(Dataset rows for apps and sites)
######
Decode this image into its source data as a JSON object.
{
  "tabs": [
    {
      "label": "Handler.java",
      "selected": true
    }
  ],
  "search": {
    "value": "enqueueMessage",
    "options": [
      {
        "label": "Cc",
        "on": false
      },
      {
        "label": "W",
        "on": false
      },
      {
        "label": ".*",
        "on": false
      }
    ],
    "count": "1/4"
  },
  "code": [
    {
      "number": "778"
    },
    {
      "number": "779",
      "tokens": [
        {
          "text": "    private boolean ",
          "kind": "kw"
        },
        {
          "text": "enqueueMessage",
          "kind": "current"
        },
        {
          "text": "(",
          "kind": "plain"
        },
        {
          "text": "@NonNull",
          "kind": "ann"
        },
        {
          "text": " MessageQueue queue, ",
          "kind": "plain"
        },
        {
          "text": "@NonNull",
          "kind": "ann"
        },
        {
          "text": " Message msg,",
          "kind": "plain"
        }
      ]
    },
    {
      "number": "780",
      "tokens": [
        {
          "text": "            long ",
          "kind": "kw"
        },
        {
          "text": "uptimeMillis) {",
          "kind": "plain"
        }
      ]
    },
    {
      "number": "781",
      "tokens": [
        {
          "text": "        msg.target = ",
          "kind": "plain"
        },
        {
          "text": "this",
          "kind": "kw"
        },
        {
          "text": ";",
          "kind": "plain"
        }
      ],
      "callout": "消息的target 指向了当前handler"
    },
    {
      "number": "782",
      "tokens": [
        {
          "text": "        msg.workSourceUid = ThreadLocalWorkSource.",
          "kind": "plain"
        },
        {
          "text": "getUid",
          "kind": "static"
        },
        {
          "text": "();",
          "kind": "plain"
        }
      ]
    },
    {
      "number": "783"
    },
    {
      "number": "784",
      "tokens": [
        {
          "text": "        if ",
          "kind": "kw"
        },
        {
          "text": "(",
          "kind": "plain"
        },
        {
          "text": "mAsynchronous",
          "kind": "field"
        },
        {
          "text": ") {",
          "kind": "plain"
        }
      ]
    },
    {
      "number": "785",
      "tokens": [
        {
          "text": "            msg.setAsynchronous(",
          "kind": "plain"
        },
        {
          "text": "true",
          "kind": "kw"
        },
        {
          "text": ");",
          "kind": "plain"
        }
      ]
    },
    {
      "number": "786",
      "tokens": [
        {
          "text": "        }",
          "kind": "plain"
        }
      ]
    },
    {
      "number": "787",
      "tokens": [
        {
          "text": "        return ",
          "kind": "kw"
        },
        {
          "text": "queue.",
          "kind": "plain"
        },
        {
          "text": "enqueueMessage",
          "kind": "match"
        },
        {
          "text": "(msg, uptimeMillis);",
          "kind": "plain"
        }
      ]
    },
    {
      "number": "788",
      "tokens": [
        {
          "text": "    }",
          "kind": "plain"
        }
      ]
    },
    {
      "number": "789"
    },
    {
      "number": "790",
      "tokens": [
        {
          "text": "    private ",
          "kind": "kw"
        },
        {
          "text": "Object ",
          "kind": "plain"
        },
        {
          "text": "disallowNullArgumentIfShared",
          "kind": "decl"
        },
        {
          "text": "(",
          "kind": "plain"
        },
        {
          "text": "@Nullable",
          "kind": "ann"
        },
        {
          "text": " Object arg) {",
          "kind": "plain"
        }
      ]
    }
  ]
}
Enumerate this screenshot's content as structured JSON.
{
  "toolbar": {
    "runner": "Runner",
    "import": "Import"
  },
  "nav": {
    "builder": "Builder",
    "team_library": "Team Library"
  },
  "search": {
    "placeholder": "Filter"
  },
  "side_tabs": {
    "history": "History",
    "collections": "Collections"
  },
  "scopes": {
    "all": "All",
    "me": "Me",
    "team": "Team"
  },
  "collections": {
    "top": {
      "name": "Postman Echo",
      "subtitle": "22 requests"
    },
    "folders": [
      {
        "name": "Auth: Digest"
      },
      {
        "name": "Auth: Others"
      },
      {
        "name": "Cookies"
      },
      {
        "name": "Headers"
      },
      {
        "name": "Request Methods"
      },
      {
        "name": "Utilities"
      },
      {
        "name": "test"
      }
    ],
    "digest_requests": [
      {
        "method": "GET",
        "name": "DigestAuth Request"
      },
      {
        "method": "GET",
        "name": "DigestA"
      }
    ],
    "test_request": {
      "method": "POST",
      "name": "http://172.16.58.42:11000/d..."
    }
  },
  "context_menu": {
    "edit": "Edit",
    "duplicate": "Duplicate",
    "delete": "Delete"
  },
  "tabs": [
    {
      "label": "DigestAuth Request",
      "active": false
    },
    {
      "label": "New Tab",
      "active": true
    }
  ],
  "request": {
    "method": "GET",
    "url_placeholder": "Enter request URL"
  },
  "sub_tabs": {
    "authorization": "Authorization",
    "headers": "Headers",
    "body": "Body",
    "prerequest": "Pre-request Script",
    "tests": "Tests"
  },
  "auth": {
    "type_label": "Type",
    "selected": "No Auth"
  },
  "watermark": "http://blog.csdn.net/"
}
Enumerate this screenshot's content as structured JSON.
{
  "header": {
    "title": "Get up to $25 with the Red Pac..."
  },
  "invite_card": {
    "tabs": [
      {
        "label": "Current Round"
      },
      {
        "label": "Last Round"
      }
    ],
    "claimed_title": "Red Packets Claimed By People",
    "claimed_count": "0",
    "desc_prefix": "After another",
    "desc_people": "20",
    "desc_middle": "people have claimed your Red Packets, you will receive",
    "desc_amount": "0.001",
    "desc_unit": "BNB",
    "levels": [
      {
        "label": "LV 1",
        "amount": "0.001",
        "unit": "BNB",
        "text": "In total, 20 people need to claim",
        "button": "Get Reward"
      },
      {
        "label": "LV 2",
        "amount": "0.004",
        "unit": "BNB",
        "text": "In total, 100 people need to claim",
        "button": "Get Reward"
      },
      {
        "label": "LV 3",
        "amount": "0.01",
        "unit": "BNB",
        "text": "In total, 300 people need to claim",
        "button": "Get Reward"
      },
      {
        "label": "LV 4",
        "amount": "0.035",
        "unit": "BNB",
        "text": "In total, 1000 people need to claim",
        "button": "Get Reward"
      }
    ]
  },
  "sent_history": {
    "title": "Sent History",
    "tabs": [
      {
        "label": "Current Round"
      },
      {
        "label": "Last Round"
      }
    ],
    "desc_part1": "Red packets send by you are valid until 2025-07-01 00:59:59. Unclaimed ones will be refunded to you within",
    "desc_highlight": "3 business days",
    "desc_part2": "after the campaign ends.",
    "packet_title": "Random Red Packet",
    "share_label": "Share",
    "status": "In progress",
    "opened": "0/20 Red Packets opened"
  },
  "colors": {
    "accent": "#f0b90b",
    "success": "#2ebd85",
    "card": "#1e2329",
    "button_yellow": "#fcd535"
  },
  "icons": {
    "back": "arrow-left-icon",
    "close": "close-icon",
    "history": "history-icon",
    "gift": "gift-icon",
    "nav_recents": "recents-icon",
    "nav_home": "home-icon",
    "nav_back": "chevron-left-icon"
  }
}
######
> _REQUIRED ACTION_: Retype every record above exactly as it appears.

> _RESPONSE AREA_:
Decode this image into its source data as a JSON object.
{
  "tabs": [
    {
      "label": "Handler.java",
      "selected": true
    }
  ],
  "search": {
    "value": "enqueueMessage",
    "options": [
      {
        "label": "Cc",
        "on": false
      },
      {
        "label": "W",
        "on": false
      },
      {
        "label": ".*",
        "on": false
      }
    ],
    "count": "1/4"
  },
  "code": [
    {
      "number": "778"
    },
    {
      "number": "779",
      "tokens": [
        {
          "text": "    private boolean ",
          "kind": "kw"
        },
        {
          "text": "enqueueMessage",
          "kind": "current"
        },
        {
          "text": "(",
          "kind": "plain"
        },
        {
          "text": "@NonNull",
          "kind": "ann"
        },
        {
          "text": " MessageQueue queue, ",
          "kind": "plain"
        },
        {
          "text": "@NonNull",
          "kind": "ann"
        },
        {
          "text": " Message msg,",
          "kind": "plain"
        }
      ]
    },
    {
      "number": "780",
      "tokens": [
        {
          "text": "            long ",
          "kind": "kw"
        },
        {
          "text": "uptimeMillis) {",
          "kind": "plain"
        }
      ]
    },
    {
      "number": "781",
      "tokens": [
        {
          "text": "        msg.target = ",
          "kind": "plain"
        },
        {
          "text": "this",
          "kind": "kw"
        },
        {
          "text": ";",
          "kind": "plain"
        }
      ],
      "callout": "消息的target 指向了当前handler"
    },
    {
      "number": "782",
      "tokens": [
        {
          "text": "        msg.workSourceUid = ThreadLocalWorkSource.",
          "kind": "plain"
        },
        {
          "text": "getUid",
          "kind": "static"
        },
        {
          "text": "();",
          "kind": "plain"
        }
      ]
    },
    {
      "number": "783"
    },
    {
      "number": "784",
      "tokens": [
        {
          "text": "        if ",
          "kind": "kw"
        },
        {
          "text": "(",
          "kind": "plain"
        },
        {
          "text": "mAsynchronous",
          "kind": "field"
        },
        {
          "text": ") {",
          "kind": "plain"
        }
      ]
    },
    {
      "number": "785",
      "tokens": [
        {
          "text": "            msg.setAsynchronous(",
          "kind": "plain"
        },
        {
          "text": "true",
          "kind": "kw"
        },
        {
          "text": ");",
          "kind": "plain"
        }
      ]
    },
    {
      "number": "786",
      "tokens": [
        {
          "text": "        }",
          "kind": "plain"
        }
      ]
    },
    {
      "number": "787",
      "tokens": [
        {
          "text": "        return ",
          "kind": "kw"
        },
        {
          "text": "queue.",
          "kind": "plain"
        },
        {
          "text": "enqueueMessage",
          "kind": "match"
        },
        {
          "text": "(msg, uptimeMillis);",
          "kind": "plain"
        }
      ]
    },
    {
      "number": "788",
      "tokens": [
        {
          "text": "    }",
          "kind": "plain"
        }
      ]
    },
    {
      "number": "789"
    },
    {
      "number": "790",
      "tokens": [
        {
          "text": "    private ",
          "kind": "kw"
        },
        {
          "text": "Object ",
          "kind": "plain"
        },
        {
          "text": "disallowNullArgumentIfShared",
          "kind": "decl"
        },
        {
          "text": "(",
          "kind": "plain"
        },
        {
          "text": "@Nullable",
          "kind": "ann"
        },
        {
          "text": " Object arg) {",
          "kind": "plain"
        }
      ]
    }
  ]
}
Enumerate this screenshot's content as structured JSON.
{
  "toolbar": {
    "runner": "Runner",
    "import": "Import"
  },
  "nav": {
    "builder": "Builder",
    "team_library": "Team Library"
  },
  "search": {
    "placeholder": "Filter"
  },
  "side_tabs": {
    "history": "History",
    "collections": "Collections"
  },
  "scopes": {
    "all": "All",
    "me": "Me",
    "team": "Team"
  },
  "collections": {
    "top": {
      "name": "Postman Echo",
      "subtitle": "22 requests"
    },
    "folders": [
      {
        "name": "Auth: Digest"
      },
      {
        "name": "Auth: Others"
      },
      {
        "name": "Cookies"
      },
      {
        "name": "Headers"
      },
      {
        "name": "Request Methods"
      },
      {
        "name": "Utilities"
      },
      {
        "name": "test"
      }
    ],
    "digest_requests": [
      {
        "method": "GET",
        "name": "DigestAuth Request"
      },
      {
        "method": "GET",
        "name": "DigestA"
      }
    ],
    "test_request": {
      "method": "POST",
      "name": "http://172.16.58.42:11000/d..."
    }
  },
  "context_menu": {
    "edit": "Edit",
    "duplicate": "Duplicate",
    "delete": "Delete"
  },
  "tabs": [
    {
      "label": "DigestAuth Request",
      "active": false
    },
    {
      "label": "New Tab",
      "active": true
    }
  ],
  "request": {
    "method": "GET",
    "url_placeholder": "Enter request URL"
  },
  "sub_tabs": {
    "authorization": "Authorization",
    "headers": "Headers",
    "body": "Body",
    "prerequest": "Pre-request Script",
    "tests": "Tests"
  },
  "auth": {
    "type_label": "Type",
    "selected": "No Auth"
  },
  "watermark": "http://blog.csdn.net/"
}
Enumerate this screenshot's content as structured JSON.
{
  "header": {
    "title": "Get up to $25 with the Red Pac..."
  },
  "invite_card": {
    "tabs": [
      {
        "label": "Current Round"
      },
      {
        "label": "Last Round"
      }
    ],
    "claimed_title": "Red Packets Claimed By People",
    "claimed_count": "0",
    "desc_prefix": "After another",
    "desc_people": "20",
    "desc_middle": "people have claimed your Red Packets, you will receive",
    "desc_amount": "0.001",
    "desc_unit": "BNB",
    "levels": [
      {
        "label": "LV 1",
        "amount": "0.001",
        "unit": "BNB",
        "text": "In total, 20 people need to claim",
        "button": "Get Reward"
      },
      {
        "label": "LV 2",
        "amount": "0.004",
        "unit": "BNB",
        "text": "In total, 100 people need to claim",
        "button": "Get Reward"
      },
      {
        "label": "LV 3",
        "amount": "0.01",
        "unit": "BNB",
        "text": "In total, 300 people need to claim",
        "button": "Get Reward"
      },
      {
        "label": "LV 4",
        "amount": "0.035",
        "unit": "BNB",
        "text": "In total, 1000 people need to claim",
        "button": "Get Reward"
      }
    ]
  },
  "sent_history": {
    "title": "Sent History",
    "tabs": [
      {
        "label": "Current Round"
      },
      {
        "label": "Last Round"
      }
    ],
    "desc_part1": "Red packets send by you are valid until 2025-07-01 00:59:59. Unclaimed ones will be refunded to you within",
    "desc_highlight": "3 business days",
    "desc_part2": "after the campaign ends.",
    "packet_title": "Random Red Packet",
    "share_label": "Share",
    "status": "In progress",
    "opened": "0/20 Red Packets opened"
  },
  "colors": {
    "accent": "#f0b90b",
    "success": "#2ebd85",
    "card": "#1e2329",
    "button_yellow": "#fcd535"
  },
  "icons": {
    "back": "arrow-left-icon",
    "close": "close-icon",
    "history": "history-icon",
    "gift": "gift-icon",
    "nav_recents": "recents-icon",
    "nav_home": "home-icon",
    "nav_back": "chevron-left-icon"
  }
}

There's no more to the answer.